Horses involved in accidents and emergencies will soon get prompt, experienced care thanks to an initiative started by Horse & Hound and the British Horse Society (BHS).
“This is one of the most important pieces of welfare work in years and we are extremely pleased to have been associated with it,” said Professor Josh Slater, president of the British Equine Veterinary Association (BEVA), which has also been pivotal to the initiative. “There is tremendous goodwill to make it happen.”
In February 2006, H&H highlighted the unnecessary suffering of horses caught in emergency situations, and a worrying variation in the way police and firemen handle 999 calls involving equines.
At the time, BHS chief executive Graham Cory vowed to produce guidelines to help the emergency services deal with such incidents for the welfare of the horse.
Now, those guidelines are near completion, and the BHS and BEVA have set up a fund to pay for emergency treatment.
“The guidelines are with BEVA for a final read, and then they will go to the International League for the Protection of Horses (ILPH) and RSPCA,” Mark Weston, BHS director of access, safety and welfare told H&H. “They will be launched by the Princess Royal at Buckingham Palace in May, then be disseminated through the police and fire and rescue services and distributed to each force.”
The emergency guidelines are the result of a year’s work by the BHS, BEVA, ILPH, the Horse Trust, the RSPCA, Association of Chief Police Officers and the Chief Fire Officers Association.
They range from how a 999 call should be dealt with by the emergency services’ control room to advice on dealing with loose and injured horses, stable fires and horses stuck in cattle grids and water. They cover ways to identify horses and list the basic large animal rescue equipment emergency services should carry.

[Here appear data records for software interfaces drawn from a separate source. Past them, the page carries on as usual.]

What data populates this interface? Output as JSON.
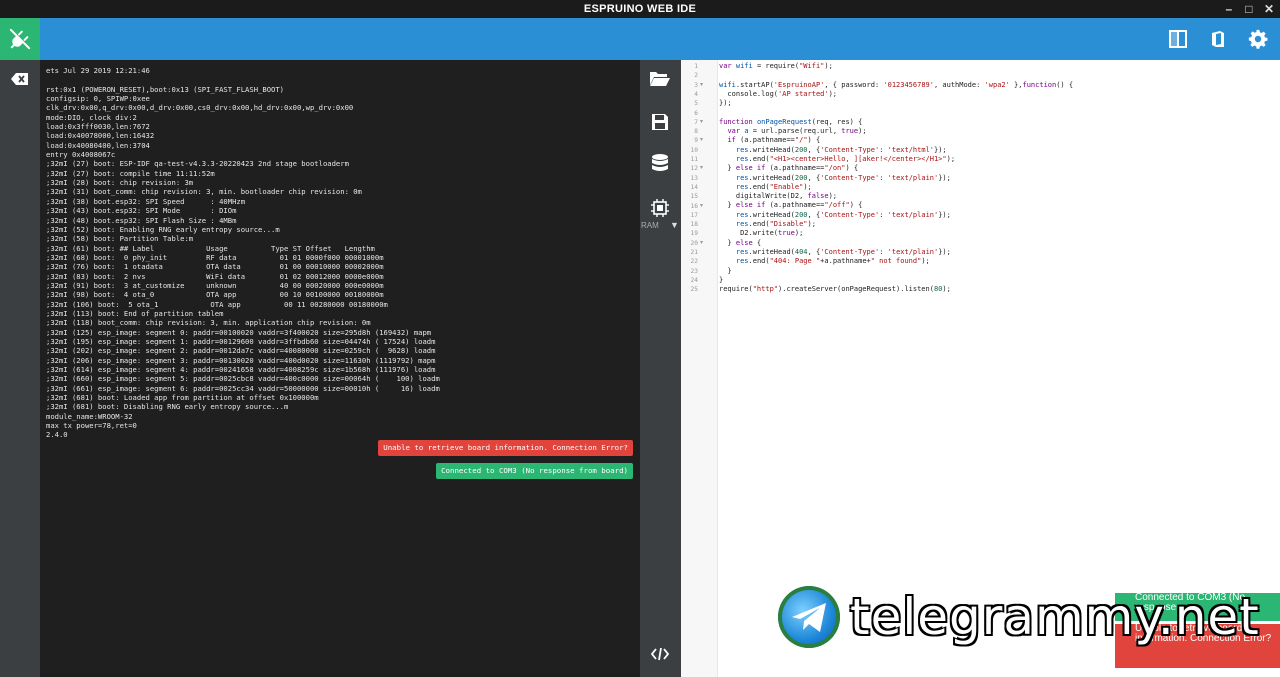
{
  "app": {
    "title": "ESPRUINO WEB IDE"
  },
  "window_controls": [
    "minimize",
    "maximize",
    "close"
  ],
  "toolbar": {
    "connect_icon": "plug-icon",
    "right_icons": [
      "split-view-icon",
      "book-icon",
      "gear-icon"
    ]
  },
  "colors": {
    "toolbar": "#2b8fd5",
    "connect": "#2bb673",
    "error": "#e0443c",
    "success": "#2bb673"
  },
  "console": {
    "lines": [
      "ets Jul 29 2019 12:21:46",
      "",
      "rst:0x1 (POWERON_RESET),boot:0x13 (SPI_FAST_FLASH_BOOT)",
      "configsip: 0, SPIWP:0xee",
      "clk_drv:0x00,q_drv:0x00,d_drv:0x00,cs0_drv:0x00,hd_drv:0x00,wp_drv:0x00",
      "mode:DIO, clock div:2",
      "load:0x3fff0030,len:7672",
      "load:0x40078000,len:16432",
      "load:0x40080400,len:3704",
      "entry 0x4008067c",
      ";32mI (27) boot: ESP-IDF qa-test-v4.3.3-20220423 2nd stage bootloaderm",
      ";32mI (27) boot: compile time 11:11:52m",
      ";32mI (28) boot: chip revision: 3m",
      ";32mI (31) boot_comm: chip revision: 3, min. bootloader chip revision: 0m",
      ";32mI (38) boot.esp32: SPI Speed      : 40MHzm",
      ";32mI (43) boot.esp32: SPI Mode       : DIOm",
      ";32mI (48) boot.esp32: SPI Flash Size : 4MBm",
      ";32mI (52) boot: Enabling RNG early entropy source...m",
      ";32mI (58) boot: Partition Table:m",
      ";32mI (61) boot: ## Label            Usage          Type ST Offset   Lengthm",
      ";32mI (68) boot:  0 phy_init         RF data          01 01 0000f000 00001000m",
      ";32mI (76) boot:  1 otadata          OTA data         01 00 00010000 00002000m",
      ";32mI (83) boot:  2 nvs              WiFi data        01 02 00012000 0000e000m",
      ";32mI (91) boot:  3 at_customize     unknown          40 00 00020000 000e0000m",
      ";32mI (98) boot:  4 ota_0            OTA app          00 10 00100000 00180000m",
      ";32mI (106) boot:  5 ota_1            OTA app          00 11 00280000 00180000m",
      ";32mI (113) boot: End of partition tablem",
      ";32mI (118) boot_comm: chip revision: 3, min. application chip revision: 0m",
      ";32mI (125) esp_image: segment 0: paddr=00100020 vaddr=3f400020 size=295d8h (169432) mapm",
      ";32mI (195) esp_image: segment 1: paddr=00129600 vaddr=3ffbdb60 size=04474h ( 17524) loadm",
      ";32mI (202) esp_image: segment 2: paddr=0012da7c vaddr=40080000 size=0259ch (  9628) loadm",
      ";32mI (206) esp_image: segment 3: paddr=00130020 vaddr=400d0020 size=11630h (1119792) mapm",
      ";32mI (614) esp_image: segment 4: paddr=00241658 vaddr=4008259c size=1b568h (111976) loadm",
      ";32mI (660) esp_image: segment 5: paddr=0025cbc8 vaddr=400c0000 size=00064h (    100) loadm",
      ";32mI (661) esp_image: segment 6: paddr=0025cc34 vaddr=50000000 size=00010h (     16) loadm",
      ";32mI (681) boot: Loaded app from partition at offset 0x100000m",
      ";32mI (681) boot: Disabling RNG early entropy source...m",
      "module_name:WROOM-32",
      "max tx power=78,ret=0",
      "2.4.0"
    ],
    "toast_error": "Unable to retrieve board information. Connection Error?",
    "toast_success": "Connected to COM3 (No response from board)"
  },
  "mid_rail": {
    "icons": [
      "folder-open-icon",
      "save-icon",
      "database-icon",
      "chip-icon",
      "code-icon"
    ],
    "ram_label": "RAM",
    "ram_arrow": "▼"
  },
  "editor": {
    "line_numbers": [
      "1",
      "2",
      "3",
      "4",
      "5",
      "6",
      "7",
      "8",
      "9",
      "10",
      "11",
      "12",
      "13",
      "14",
      "15",
      "16",
      "17",
      "18",
      "19",
      "20",
      "21",
      "22",
      "23",
      "24",
      "25"
    ],
    "fold_lines": [
      "3",
      "7",
      "9",
      "12",
      "16",
      "20"
    ]
  },
  "overlays": {
    "green_badge": "Connected to COM3 (No response",
    "red_badge": "Unable to retrieve board information. Connection Error?"
  },
  "watermark": {
    "text": "telegrammy.net",
    "logo_icon": "telegram-logo-icon"
  }
}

Every emergency call centre in the UK will be equipped with a list of equine vets who can be called to an accident. This has been provided by BEVA and is backed up by the fund, launched with the BHS, to cover emergency treatment of any horse whose owner cannot immediately be traced.
“It’s giving vets one less thing to think about. You can imagine the scene: 3am on the M25, some horses have escaped on to the road, and been involved in an accident, but no one can find the owners,” said Prof Slater. “We want to make sure the treatment of those horses that are seriously injured will not be compromised by questions over who is likely to pay for their immediate care.”
BEVA has donated £1,000 and will administrate the fund for free, and the BHS has donated £6,000.
“But we welcome donations from the public because this benefits everybody — car drivers, vets, horse owners, the emergency services and, most importantly, the horse,” said BEVA executive secretary Arabella Mitchell. “There’s so much goodwill for this that we hope to raise more money than we need, to go towards training the emergency services.”
Read this news story in full in Horse & Hound (5 April, ’07)